Mar 31, 2013

So-called Merit Selection Is GOP Fraud

The Wisconsin State Journal continues its years-long advocacy of 'merit selection' of Wisconsin supreme court justices, to replace direct citizens' election.

The State Journal's idea is deceitful, and the text even in its latest editorial belies the intent to install more GOP justices onto the Court.

Writes the State Journal: "(J)udicial elections are turning Wisconsin’s best judges into the worst of politicians. The candidates routinely take campaign money from the same attorneys and special interest groups that eventually will come before the court, seeking favorable decisions. That creates conflicts of interest and deep distrust in court decisions."

Yes, GOP judicial candidates take campaign money from special interests in obvious conflicts of interests on whose cases the GOP justices rule—that's the "Roggensack Rule," in which the four GOP justices alone "accepted verbatim a rule suggested by Wisconsin Manufacturers and Commerce and the Wisconsin Realtors Association, which stated that a campaign donation by itself could never require a recusal." (Murphy)

Yet, the State Journal editors refuse to advocate the defeat of the GOP justices.

Ed Fallone has campaigned against the Roggensack Rule, so the State Journal will endorse Fallone, right?

No. The State Journal wants Roggensack and the other three GOP justices and their rubber stamp votes on Scott Walker's agenda.

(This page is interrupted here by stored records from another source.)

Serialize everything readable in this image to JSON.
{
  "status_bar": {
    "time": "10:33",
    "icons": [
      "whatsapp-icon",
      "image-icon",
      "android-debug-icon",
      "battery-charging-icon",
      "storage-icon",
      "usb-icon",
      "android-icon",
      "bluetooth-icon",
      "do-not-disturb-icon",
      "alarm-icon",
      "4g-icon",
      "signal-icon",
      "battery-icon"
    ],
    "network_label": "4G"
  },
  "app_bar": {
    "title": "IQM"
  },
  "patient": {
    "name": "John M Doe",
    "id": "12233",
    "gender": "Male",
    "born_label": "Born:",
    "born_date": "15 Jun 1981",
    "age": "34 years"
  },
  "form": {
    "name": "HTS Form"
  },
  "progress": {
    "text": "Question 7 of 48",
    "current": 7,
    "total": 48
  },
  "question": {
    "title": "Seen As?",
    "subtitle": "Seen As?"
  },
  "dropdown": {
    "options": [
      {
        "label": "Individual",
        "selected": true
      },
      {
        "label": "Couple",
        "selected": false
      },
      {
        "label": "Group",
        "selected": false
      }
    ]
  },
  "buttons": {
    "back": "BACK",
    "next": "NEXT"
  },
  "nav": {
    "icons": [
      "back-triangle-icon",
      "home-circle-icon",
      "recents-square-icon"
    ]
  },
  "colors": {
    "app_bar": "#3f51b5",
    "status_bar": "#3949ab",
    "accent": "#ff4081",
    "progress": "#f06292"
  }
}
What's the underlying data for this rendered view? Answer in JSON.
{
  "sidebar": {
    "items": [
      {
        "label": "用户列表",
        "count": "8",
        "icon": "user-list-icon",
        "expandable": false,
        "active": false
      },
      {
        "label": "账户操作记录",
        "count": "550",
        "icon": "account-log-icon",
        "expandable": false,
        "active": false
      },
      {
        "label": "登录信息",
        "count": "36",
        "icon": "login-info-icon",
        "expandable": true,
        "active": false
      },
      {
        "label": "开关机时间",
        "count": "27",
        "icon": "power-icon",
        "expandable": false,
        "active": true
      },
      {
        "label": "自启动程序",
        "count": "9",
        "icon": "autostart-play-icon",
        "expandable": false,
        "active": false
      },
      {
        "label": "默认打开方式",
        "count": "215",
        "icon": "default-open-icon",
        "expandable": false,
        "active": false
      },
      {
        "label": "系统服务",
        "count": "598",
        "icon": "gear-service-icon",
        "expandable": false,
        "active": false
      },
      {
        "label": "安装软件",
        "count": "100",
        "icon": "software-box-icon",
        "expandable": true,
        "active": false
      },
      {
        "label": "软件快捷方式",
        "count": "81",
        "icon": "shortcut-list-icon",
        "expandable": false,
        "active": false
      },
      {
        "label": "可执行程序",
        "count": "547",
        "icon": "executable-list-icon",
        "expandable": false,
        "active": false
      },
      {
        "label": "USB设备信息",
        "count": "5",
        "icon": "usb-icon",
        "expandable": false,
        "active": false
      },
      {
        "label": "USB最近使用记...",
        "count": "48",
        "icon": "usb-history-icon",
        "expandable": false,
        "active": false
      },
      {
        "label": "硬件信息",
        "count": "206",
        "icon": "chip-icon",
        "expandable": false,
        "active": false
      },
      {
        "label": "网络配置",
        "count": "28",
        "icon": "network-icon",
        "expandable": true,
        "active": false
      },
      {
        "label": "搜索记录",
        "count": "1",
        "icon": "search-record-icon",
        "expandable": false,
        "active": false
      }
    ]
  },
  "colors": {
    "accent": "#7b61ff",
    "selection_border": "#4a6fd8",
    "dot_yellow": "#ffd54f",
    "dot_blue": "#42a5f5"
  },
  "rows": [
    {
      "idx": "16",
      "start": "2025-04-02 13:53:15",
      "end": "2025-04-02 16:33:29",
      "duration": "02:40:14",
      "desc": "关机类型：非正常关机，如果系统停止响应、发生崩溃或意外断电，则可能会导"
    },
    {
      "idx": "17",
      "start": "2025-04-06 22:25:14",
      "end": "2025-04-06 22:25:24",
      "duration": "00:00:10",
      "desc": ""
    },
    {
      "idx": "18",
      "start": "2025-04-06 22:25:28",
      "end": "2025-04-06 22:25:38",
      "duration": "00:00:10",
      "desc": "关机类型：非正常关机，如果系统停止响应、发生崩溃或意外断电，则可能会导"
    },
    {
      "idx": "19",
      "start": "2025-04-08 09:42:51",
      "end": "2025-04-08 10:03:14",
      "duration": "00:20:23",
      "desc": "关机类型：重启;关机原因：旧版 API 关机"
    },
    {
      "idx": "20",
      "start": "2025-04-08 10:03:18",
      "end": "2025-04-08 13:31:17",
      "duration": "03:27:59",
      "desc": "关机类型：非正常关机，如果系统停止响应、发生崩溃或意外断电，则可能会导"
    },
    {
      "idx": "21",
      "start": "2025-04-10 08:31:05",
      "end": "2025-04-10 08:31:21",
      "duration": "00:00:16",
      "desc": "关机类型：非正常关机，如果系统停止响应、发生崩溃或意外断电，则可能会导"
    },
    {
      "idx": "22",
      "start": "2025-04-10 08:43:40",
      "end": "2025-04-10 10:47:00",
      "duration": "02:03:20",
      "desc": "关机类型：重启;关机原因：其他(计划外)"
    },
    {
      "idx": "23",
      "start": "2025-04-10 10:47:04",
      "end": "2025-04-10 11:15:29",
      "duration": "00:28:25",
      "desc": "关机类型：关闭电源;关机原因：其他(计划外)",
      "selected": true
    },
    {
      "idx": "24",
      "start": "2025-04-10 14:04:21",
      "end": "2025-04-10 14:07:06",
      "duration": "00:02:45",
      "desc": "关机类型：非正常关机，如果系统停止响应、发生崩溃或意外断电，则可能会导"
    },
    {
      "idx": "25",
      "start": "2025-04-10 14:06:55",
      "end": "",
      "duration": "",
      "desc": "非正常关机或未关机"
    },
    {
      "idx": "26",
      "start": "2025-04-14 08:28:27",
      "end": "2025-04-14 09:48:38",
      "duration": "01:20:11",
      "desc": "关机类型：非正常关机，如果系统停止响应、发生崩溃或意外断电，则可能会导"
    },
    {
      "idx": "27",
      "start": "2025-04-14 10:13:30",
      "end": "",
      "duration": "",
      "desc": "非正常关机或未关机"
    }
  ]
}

Where's the merit in that?

If the State Journal were really concerned about conflict of interests and money, they would be opposing the four GOP perpetrators on the court.

The State Journal's editorial is composed mostly of criticism of all the special interest money in the race.

Not surprisingly, Scott Walker and the GOP killed public financing for candidates to the state Supreme Court in 2011, a move that nevertheless earned the GOP the State Journal's editorial support.

The State Journal's editorial is entitled the "The no-comment campaign," because the candidates rightfully refuse comment cases in which they are likely to rule ... sometimes.

But even the title is misleading as Roggensack has made clear her intention to uphold the GOP's Act 10 (passed with unanimous GOP support and no Democratic support) and the GOP's voter obstruction law (again passed with unanimous GOP support and no Democratic support): "Roggensack said that if Fallone is elected he would 'chip away' at the powers of the other two branches of government (currently held by the GOP in secretly gerrymandered districts)," notes Jud Lounsbury.

Chip away. How's that? By overturning unconstitutional laws?

The four GOP justices are corrupt. The State Journal editors know this, and refuse to point out the GOP corruption.

The State Journal had rather adopt a reformist pose and advocate taking away public scrutiny of the third branch of Wisconsin government.

Transparency is not the GOP and State Journal's way.

By the way, Chief Justice Abrahamson's proposal for open deliberation of the Supreme Court was opposed four-to-three with all four GOP justices voting to block transparency to the State Journal's approval.

Fallone opposes secrecy. Roggensack voted for secrecy. Where's the merit in that?

No comments:

Post a Comment

Post a Comment